30 April 2014

Creating interest in IT among students

By Choo Ai Ling

It is now pretty obvious that information technology is the “hot stuff” of the interconnected world. We can hardly imagine life without IT – computers, telephones, radios, TVs, and all the other amazing electronic devices and gadgets that have been invented. As far as communication and the sharing of information are concerned, distance and time is no longer an issue. Computing technology has shrunk the world, making it possible to communicate with people at the far-flung corners of the world at the time of our choosing.

The ability of computers to store and process data has, in many ways, surpassed the power of the human brain a thousand, even a million, fold. At the rate the technology is developing, we cannot even visualize where IT will be off-limits. Its seemingly continuous onslaught into our lives allows no one to be totally free of its grasp.

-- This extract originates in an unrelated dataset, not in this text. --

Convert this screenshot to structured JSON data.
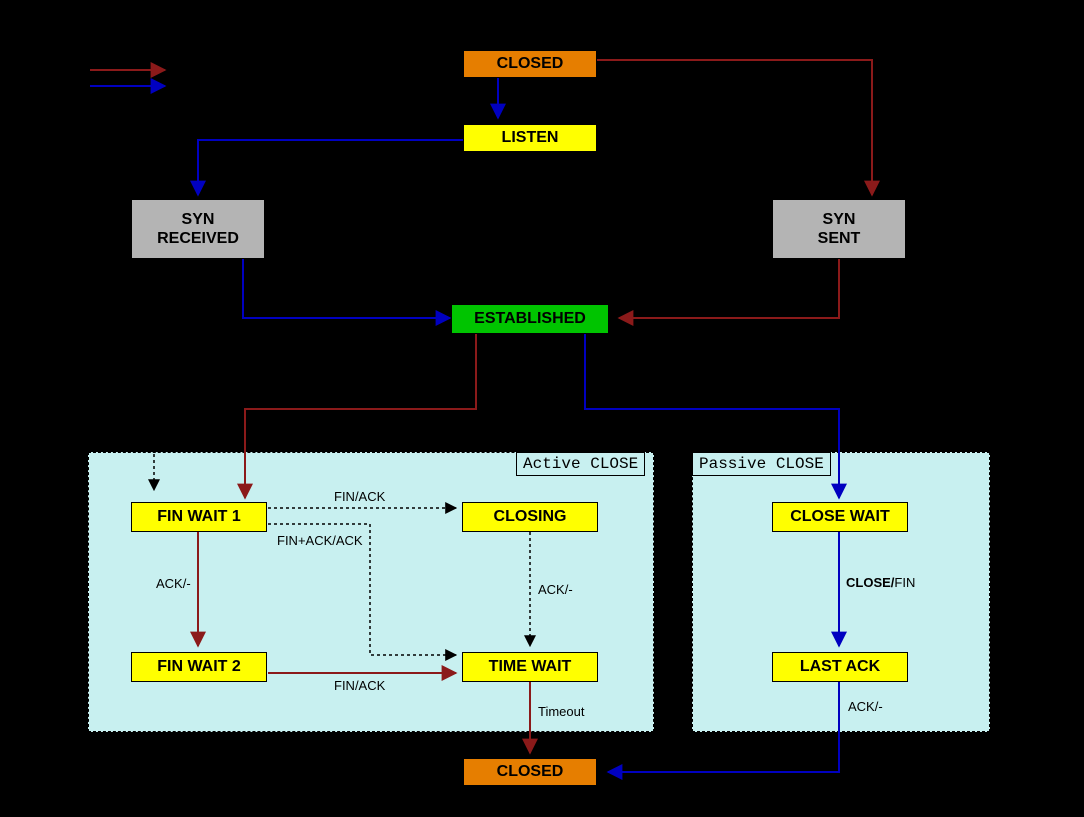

In this day and age, as well as in the foreseeable future, IT is undoubtedly an important part of our lives. And, as far as career paths go, IT offers many such opportunities for the computing graduate. But in spite of the fact that it has impacted our lives in more ways than one, many still do not see or even consider pursuing a career in the IT industry. This is unfortunately true especially among school leavers. Perhaps it may be due to a lack of awareness or simply, poor advice. There is a Malay proverb that goes, “Tak kenal, maka tak cinta”. Literally translated, it means that you will not love what you don’t know.

To help them “see the light” at the end of the IT tunnel, the computing faculty at Swinburne Sarawak has designed a program for secondary school students with the hope that once they learn about information technology they will also come to love it.

The program, in fact, serves as a springboard into the world of IT. Conducted by a team of seven facilitators over three workshop sessions in as many days, it engages participants and helps them to grasp the various concepts and applications. The most comprehensively covered topic is Web Development, which also comprises Web Access and Mobile Access. Other topics covered in the workshops are Mobile Access Development, and Software Games Creation using the popular Android and iOS applications.

It must be noted that today’s young minds, being inquisitive and having a short interest span, will find passive learning extremely dull. So, to arouse their interest and to provoke and stimulate learning, the students are required to be as proactive as possible. They undergo an active learning process instead and are challenged to be adventurous and exploratory. This is done by, among other things, allowing them to try out their hands at creating a workable website.

Schools have been supportive of the program and see its benefit for their students, in particular, the early exposure to a typical computing course as the workshop gives students a feel of what and how they would study the subjects at university.

In fact, those taking up a computing course at Swinburne Sarawak will find themselves involved in actual industry projects and dealing with real entrepreneurs. The projects are the result of collaboration between the university and its industry partner which are intended to help students hone their skills and expose them to some of the work they could expect to take up in their career. Learning at Swinburne Sarawak, therefore, does not confine students to lectures but instead takes them beyond the walls of the lecture halls where they will have ample opportunities to put into practice what they have learnt.

With the continuous developments being made in IT and its widening application across industries, the opportunities for a career in computing could only expand further. It is then up to the individual to carve out his or her own niche in the industry. The IT program for secondary schools put together by Swinburne Sarawak could be the first step of a journey that has many possibilities.

Choo Ai Ling is a lecturer with the Faculty of Engineering, Computing and Science at Swinburne University of Technology Sarawak Campus. She is contactable at swang@swinburne.edu.my